→ Material shown:
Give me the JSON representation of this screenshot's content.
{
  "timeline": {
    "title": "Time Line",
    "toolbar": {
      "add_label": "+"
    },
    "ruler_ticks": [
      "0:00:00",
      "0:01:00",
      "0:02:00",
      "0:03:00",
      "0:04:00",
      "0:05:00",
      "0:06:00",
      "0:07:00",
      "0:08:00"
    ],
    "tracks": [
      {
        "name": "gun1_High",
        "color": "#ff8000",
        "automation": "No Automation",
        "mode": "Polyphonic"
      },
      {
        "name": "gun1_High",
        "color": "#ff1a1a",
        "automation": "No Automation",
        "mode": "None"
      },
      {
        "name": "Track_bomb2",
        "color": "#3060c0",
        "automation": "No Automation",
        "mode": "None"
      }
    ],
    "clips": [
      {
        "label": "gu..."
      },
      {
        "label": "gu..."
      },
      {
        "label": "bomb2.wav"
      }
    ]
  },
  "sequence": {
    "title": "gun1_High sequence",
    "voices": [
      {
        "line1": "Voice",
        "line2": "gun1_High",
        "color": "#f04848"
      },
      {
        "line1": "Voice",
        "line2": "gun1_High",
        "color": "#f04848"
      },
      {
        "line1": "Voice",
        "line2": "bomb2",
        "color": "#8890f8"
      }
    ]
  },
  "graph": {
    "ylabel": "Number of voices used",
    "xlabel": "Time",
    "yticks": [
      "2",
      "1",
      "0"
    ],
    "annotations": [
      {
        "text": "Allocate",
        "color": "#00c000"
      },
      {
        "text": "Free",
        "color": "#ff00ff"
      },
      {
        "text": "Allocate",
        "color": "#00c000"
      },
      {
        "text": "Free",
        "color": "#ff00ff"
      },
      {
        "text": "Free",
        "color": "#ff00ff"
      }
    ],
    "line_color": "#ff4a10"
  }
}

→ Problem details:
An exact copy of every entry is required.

→ The answer:
Give me the JSON representation of this screenshot's content.
{
  "timeline": {
    "title": "Time Line",
    "toolbar": {
      "add_label": "+"
    },
    "ruler_ticks": [
      "0:00:00",
      "0:01:00",
      "0:02:00",
      "0:03:00",
      "0:04:00",
      "0:05:00",
      "0:06:00",
      "0:07:00",
      "0:08:00"
    ],
    "tracks": [
      {
        "name": "gun1_High",
        "color": "#ff8000",
        "automation": "No Automation",
        "mode": "Polyphonic"
      },
      {
        "name": "gun1_High",
        "color": "#ff1a1a",
        "automation": "No Automation",
        "mode": "None"
      },
      {
        "name": "Track_bomb2",
        "color": "#3060c0",
        "automation": "No Automation",
        "mode": "None"
      }
    ],
    "clips": [
      {
        "label": "gu..."
      },
      {
        "label": "gu..."
      },
      {
        "label": "bomb2.wav"
      }
    ]
  },
  "sequence": {
    "title": "gun1_High sequence",
    "voices": [
      {
        "line1": "Voice",
        "line2": "gun1_High",
        "color": "#f04848"
      },
      {
        "line1": "Voice",
        "line2": "gun1_High",
        "color": "#f04848"
      },
      {
        "line1": "Voice",
        "line2": "bomb2",
        "color": "#8890f8"
      }
    ]
  },
  "graph": {
    "ylabel": "Number of voices used",
    "xlabel": "Time",
    "yticks": [
      "2",
      "1",
      "0"
    ],
    "annotations": [
      {
        "text": "Allocate",
        "color": "#00c000"
      },
      {
        "text": "Free",
        "color": "#ff00ff"
      },
      {
        "text": "Allocate",
        "color": "#00c000"
      },
      {
        "text": "Free",
        "color": "#ff00ff"
      },
      {
        "text": "Free",
        "color": "#ff00ff"
      }
    ],
    "line_color": "#ff4a10"
  }
}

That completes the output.